I spent Thursday night and Friday morning in the emergency room. I’m physically okay now, but my mind is still bruised from a comment one of the doctors made.
While there are many, many things about which I can complain from that night, the one that I truly cannot get past is what the attending doctor said about my eating disorder. I am very far into my recovery, and the health issues that brought me to the hospital were very unlikely to be related to my eating disorder. That’s what made this experience even more upsetting.
BY GILLIAN FORTIER
The University of North Carolina at Chapel Hill touts over eight hundred different clubs and student organizations. There really isn’t another way to put it: that’s a whole awful lot.
Carolina Swing Dance Club. Association of Women Surgeons. Bacon of the Month Club. Ahmadiyya Muslim Student Association. I once tried to go to a meeting of the Underwater Hockey team, but ended up participating in a Water Polo practice instead. There is a club for everything you’ve ever wanted to try, and for everything you never knew you wanted to try.
So why join Embody Carolina? When your options are so limitless, why choose us?
BY SARAH LECK
I’ve been thinking a lot about paths recently.

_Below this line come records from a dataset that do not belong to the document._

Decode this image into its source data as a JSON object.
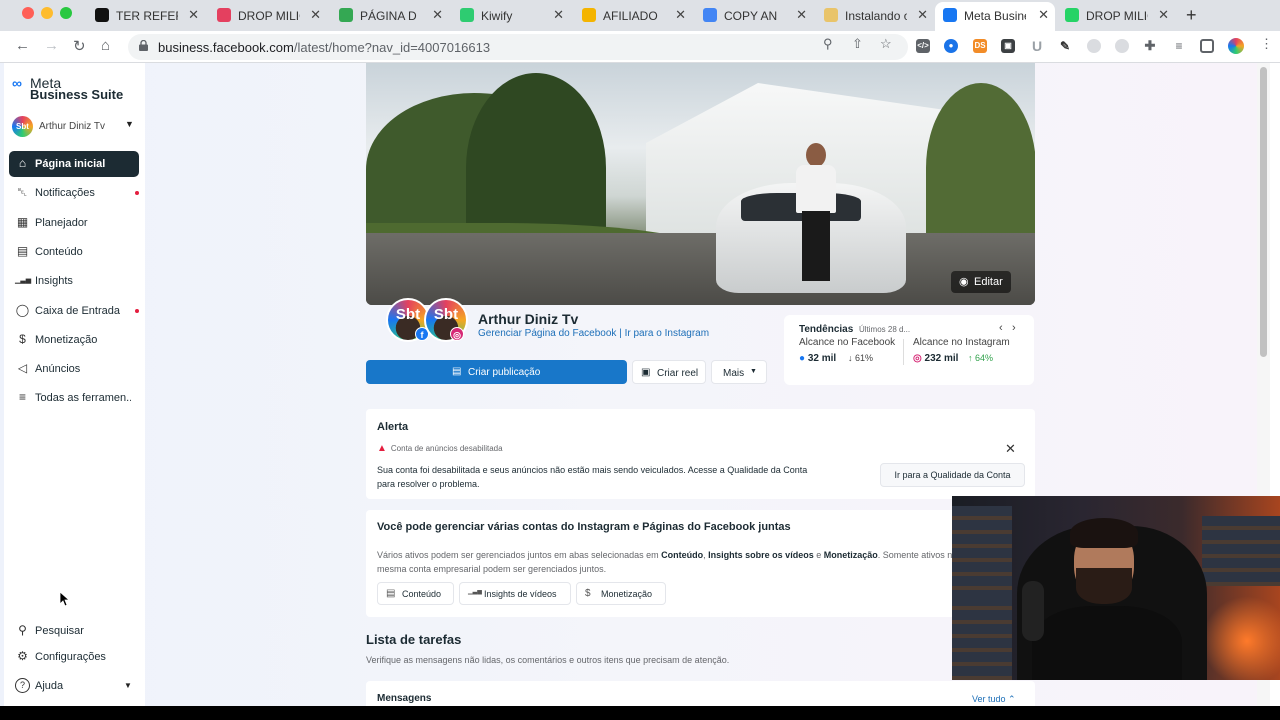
{
  "browser": {
    "tabs": [
      {
        "title": "TER REFERÊ",
        "icon": "notion-icon",
        "color": "#111111"
      },
      {
        "title": "DROP MILIO",
        "icon": "instagram-icon",
        "color": "#e4405f"
      },
      {
        "title": "PÁGINA D",
        "icon": "globe-icon",
        "color": "#34a853"
      },
      {
        "title": "Kiwify",
        "icon": "kiwify-icon",
        "color": "#2ecc71"
      },
      {
        "title": "AFILIADO",
        "icon": "drive-icon",
        "color": "#f4b400"
      },
      {
        "title": "COPY AN",
        "icon": "docs-icon",
        "color": "#4285f4"
      },
      {
        "title": "Instalando o",
        "icon": "wordpress-icon",
        "color": "#e9c46a"
      },
      {
        "title": "Meta Busine",
        "icon": "meta-icon",
        "color": "#1877f2"
      },
      {
        "title": "DROP MILIO",
        "icon": "whatsapp-icon",
        "color": "#25d366"
      }
    ],
    "active_tab": 7,
    "url_host": "business.facebook.com",
    "url_path": "/latest/home?nav_id=4007016613"
  },
  "sidebar": {
    "logo_line1": "Meta",
    "logo_line2": "Business Suite",
    "account_name": "Arthur Diniz Tv",
    "account_initials": "Sbt",
    "items": [
      {
        "label": "Página inicial",
        "icon": "home-icon",
        "active": true,
        "dot": false
      },
      {
        "label": "Notificações",
        "icon": "bell-icon",
        "active": false,
        "dot": true
      },
      {
        "label": "Planejador",
        "icon": "calendar-grid-icon",
        "active": false,
        "dot": false
      },
      {
        "label": "Conteúdo",
        "icon": "content-icon",
        "active": false,
        "dot": false
      },
      {
        "label": "Insights",
        "icon": "bar-chart-icon",
        "active": false,
        "dot": false
      },
      {
        "label": "Caixa de Entrada",
        "icon": "chat-bubble-icon",
        "active": false,
        "dot": true
      },
      {
        "label": "Monetização",
        "icon": "dollar-circle-icon",
        "active": false,
        "dot": false
      },
      {
        "label": "Anúncios",
        "icon": "megaphone-icon",
        "active": false,
        "dot": false
      },
      {
        "label": "Todas as ferramen...",
        "icon": "menu-lines-icon",
        "active": false,
        "dot": false
      }
    ],
    "bottom": [
      {
        "label": "Pesquisar",
        "icon": "search-icon"
      },
      {
        "label": "Configurações",
        "icon": "gear-icon"
      },
      {
        "label": "Ajuda",
        "icon": "help-icon"
      }
    ]
  },
  "profile": {
    "edit_label": "Editar",
    "name": "Arthur Diniz Tv",
    "avatar_text": "Sbt",
    "link_page": "Gerenciar Página do Facebook",
    "link_separator": " | ",
    "link_ig": "Ir para o Instagram"
  },
  "actions": {
    "create_post": "Criar publicação",
    "create_reel": "Criar reel",
    "more": "Mais"
  },
  "trends": {
    "title": "Tendências",
    "subtitle": "Últimos 28 d...",
    "fb_label": "Alcance no Facebook",
    "fb_value": "32 mil",
    "fb_change": "61%",
    "ig_label": "Alcance no Instagram",
    "ig_value": "232 mil",
    "ig_change": "64%",
    "down_color": "#444444",
    "up_color": "#31a24c"
  },
  "alert": {
    "title": "Alerta",
    "subtitle": "Conta de anúncios desabilitada",
    "body": "Sua conta foi desabilitada e seus anúncios não estão mais sendo veiculados. Acesse a Qualidade da Conta para resolver o problema.",
    "button": "Ir para a Qualidade da Conta"
  },
  "manage": {
    "title": "Você pode gerenciar várias contas do Instagram e Páginas do Facebook juntas",
    "body_1": "Vários ativos podem ser gerenciados juntos em abas selecionadas em ",
    "body_b1": "Conteúdo",
    "body_2": ", ",
    "body_b2": "Insights sobre os vídeos",
    "body_3": " e ",
    "body_b3": "Monetização",
    "body_4": ". Somente ativos na mesma conta empresarial podem ser gerenciados juntos.",
    "chips": [
      {
        "label": "Conteúdo",
        "icon": "content-icon"
      },
      {
        "label": "Insights de vídeos",
        "icon": "bar-chart-icon"
      },
      {
        "label": "Monetização",
        "icon": "dollar-circle-icon"
      }
    ]
  },
  "tasks": {
    "title": "Lista de tarefas",
    "subtitle": "Verifique as mensagens não lidas, os comentários e outros itens que precisam de atenção.",
    "messages_title": "Mensagens",
    "see_all": "Ver tudo"
  }
}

It first came up a few months ago as I sat in my therapist’s office. I was panicking about not being on track to graduate with my class and stressing about not having what I deemed the “typical college experience.” She looked at me for a moment, then declared I simply did not have to follow the same path as everyone else. While everyone else was sprinting around the track, it was okay that I was walking slowly around the outside, picking daisies on my way to the finish line.